— WHAT THE EXERCISE ASKS —
Please find the lines in the following records that hold "subtitle", and copy them.
★ ★ ★
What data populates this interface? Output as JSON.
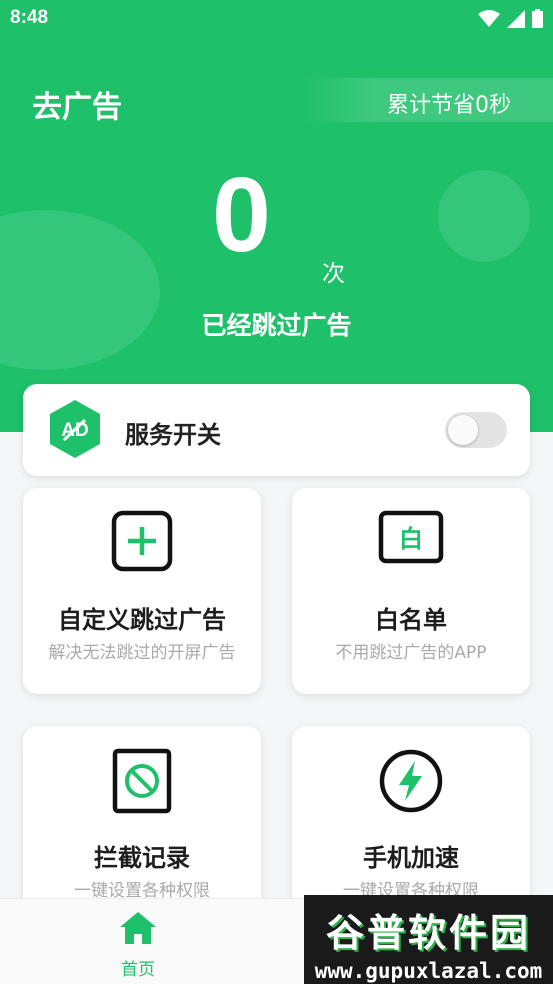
{
  "status_bar": {
    "time": "8:48",
    "icons": [
      "wifi-icon",
      "signal-icon",
      "battery-icon"
    ]
  },
  "header": {
    "title": "去广告",
    "savings": "累计节省0秒",
    "skip_count": "0",
    "count_unit": "次",
    "caption": "已经跳过广告"
  },
  "service": {
    "badge_text": "AD",
    "label": "服务开关",
    "enabled": false
  },
  "features": [
    {
      "title": "自定义跳过广告",
      "subtitle": "解决无法跳过的开屏广告",
      "icon": "plus-square-icon"
    },
    {
      "title": "白名单",
      "subtitle": "不用跳过广告的APP",
      "icon": "whitelist-icon"
    },
    {
      "title": "拦截记录",
      "subtitle": "一键设置各种权限",
      "icon": "block-icon"
    },
    {
      "title": "手机加速",
      "subtitle": "一键设置各种权限",
      "icon": "lightning-icon"
    }
  ],
  "whitelist_icon_char": "白",
  "bottom_nav": {
    "home_label": "首页"
  },
  "watermark": {
    "title": "谷普软件园",
    "url": "www.gupuxlazal.com"
  },
  "colors": {
    "primary": "#1ec06a",
    "background": "#f5f6f7"
  }
}
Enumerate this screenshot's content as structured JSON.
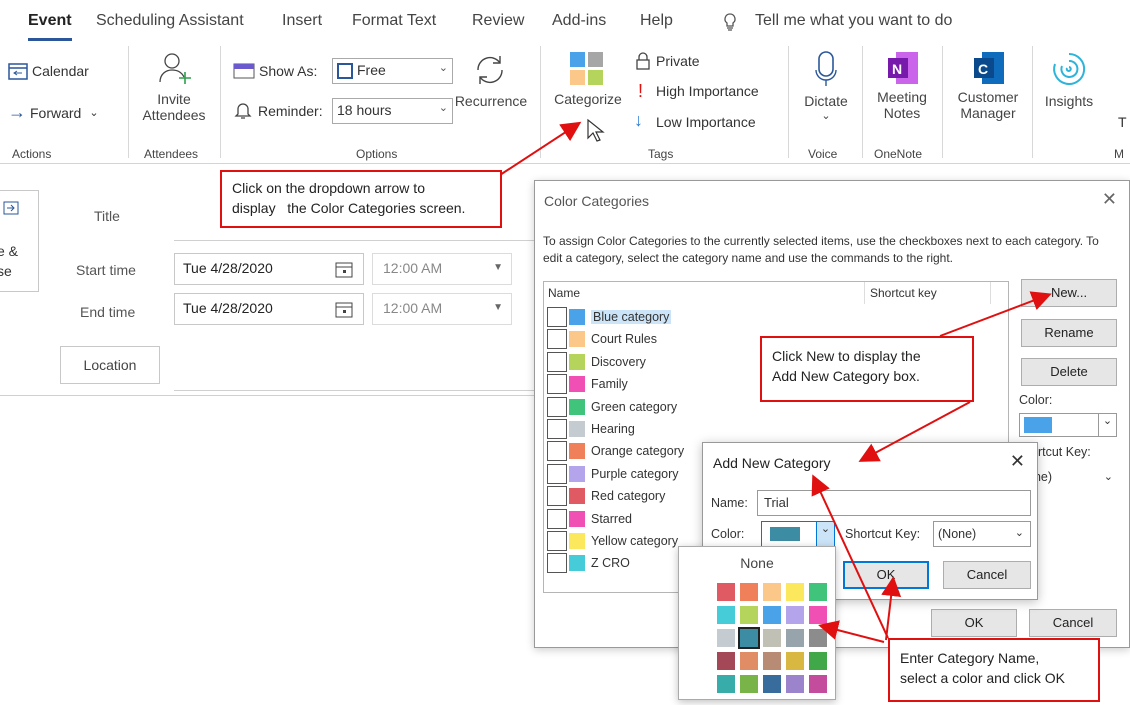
{
  "tabs": [
    "Event",
    "Scheduling Assistant",
    "Insert",
    "Format Text",
    "Review",
    "Add-ins",
    "Help"
  ],
  "tell_me": "Tell me what you want to do",
  "ribbon": {
    "actions": {
      "calendar": "Calendar",
      "forward": "Forward",
      "label": "Actions"
    },
    "attendees": {
      "invite_1": "Invite",
      "invite_2": "Attendees",
      "label": "Attendees"
    },
    "options": {
      "show_as_label": "Show As:",
      "show_as_value": "Free",
      "reminder_label": "Reminder:",
      "reminder_value": "18 hours",
      "recurrence": "Recurrence",
      "label": "Options"
    },
    "tags": {
      "categorize": "Categorize",
      "private": "Private",
      "high": "High Importance",
      "low": "Low Importance",
      "label": "Tags"
    },
    "voice": {
      "dictate": "Dictate",
      "label": "Voice"
    },
    "onenote": {
      "meeting_1": "Meeting",
      "meeting_2": "Notes",
      "label": "OneNote"
    },
    "customer": {
      "l1": "Customer",
      "l2": "Manager"
    },
    "insights": "Insights",
    "cut_t": "T",
    "cut_m": "M"
  },
  "form": {
    "left_1": "e &",
    "left_2": "se",
    "title_label": "Title",
    "start_label": "Start time",
    "end_label": "End time",
    "start_date": "Tue 4/28/2020",
    "end_date": "Tue 4/28/2020",
    "start_time": "12:00 AM",
    "end_time": "12:00 AM",
    "location": "Location"
  },
  "callouts": {
    "dropdown_1": "Click on the dropdown arrow to",
    "dropdown_2": "display   the Color Categories screen.",
    "new_1": "Click New to display the",
    "new_2": "Add New Category box.",
    "enter_1": "Enter Category Name,",
    "enter_2": "select a color and click OK"
  },
  "color_dialog": {
    "title": "Color Categories",
    "instructions": "To assign Color Categories to the currently selected items, use the checkboxes next to each category.  To edit a category, select the category name and use the commands to the right.",
    "col_name": "Name",
    "col_shortcut": "Shortcut key",
    "categories": [
      {
        "name": "Blue category",
        "color": "#4aa3e8"
      },
      {
        "name": "Court Rules",
        "color": "#fcc88a"
      },
      {
        "name": "Discovery",
        "color": "#b5d45c"
      },
      {
        "name": "Family",
        "color": "#f050b4"
      },
      {
        "name": "Green category",
        "color": "#40c47c"
      },
      {
        "name": "Hearing",
        "color": "#c4ccd2"
      },
      {
        "name": "Orange category",
        "color": "#f0805a"
      },
      {
        "name": "Purple category",
        "color": "#b4a4ec"
      },
      {
        "name": "Red category",
        "color": "#e05a64"
      },
      {
        "name": "Starred",
        "color": "#f050b4"
      },
      {
        "name": "Yellow category",
        "color": "#fce85c"
      },
      {
        "name": "Z CRO",
        "color": "#46ccd8"
      }
    ],
    "new": "New...",
    "rename": "Rename",
    "delete": "Delete",
    "color_label": "Color:",
    "color_value": "#4aa3e8",
    "shortcut_label": "ortcut Key:",
    "shortcut_value": "one)",
    "ok": "OK",
    "cancel": "Cancel"
  },
  "add_dialog": {
    "title": "Add New Category",
    "name_label": "Name:",
    "name_value": "Trial",
    "color_label": "Color:",
    "color_value": "#3c8ca4",
    "shortcut_label": "Shortcut Key:",
    "shortcut_value": "(None)",
    "ok": "OK",
    "cancel": "Cancel"
  },
  "palette": {
    "none": "None",
    "rows": [
      [
        "#e05a64",
        "#f0805a",
        "#fcc88a",
        "#fce85c",
        "#40c47c"
      ],
      [
        "#46ccd8",
        "#b5d45c",
        "#4aa3e8",
        "#b4a4ec",
        "#f050b4"
      ],
      [
        "#c4ccd2",
        "#3c8ca4",
        "#c0c0b4",
        "#98a4ac",
        "#8c8c8c"
      ],
      [
        "#a44858",
        "#e08c64",
        "#b88c74",
        "#d8b840",
        "#40a848"
      ],
      [
        "#38aca8",
        "#78b448",
        "#386c9c",
        "#9c84cc",
        "#c44c9c"
      ]
    ]
  }
}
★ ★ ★
— ANSWER TO THE PROBLEM —
      "subtitle": "解决无法跳过的开屏广告",
      "subtitle": "不用跳过广告的APP",
      "subtitle": "一键设置各种权限",
      "subtitle": "一键设置各种权限",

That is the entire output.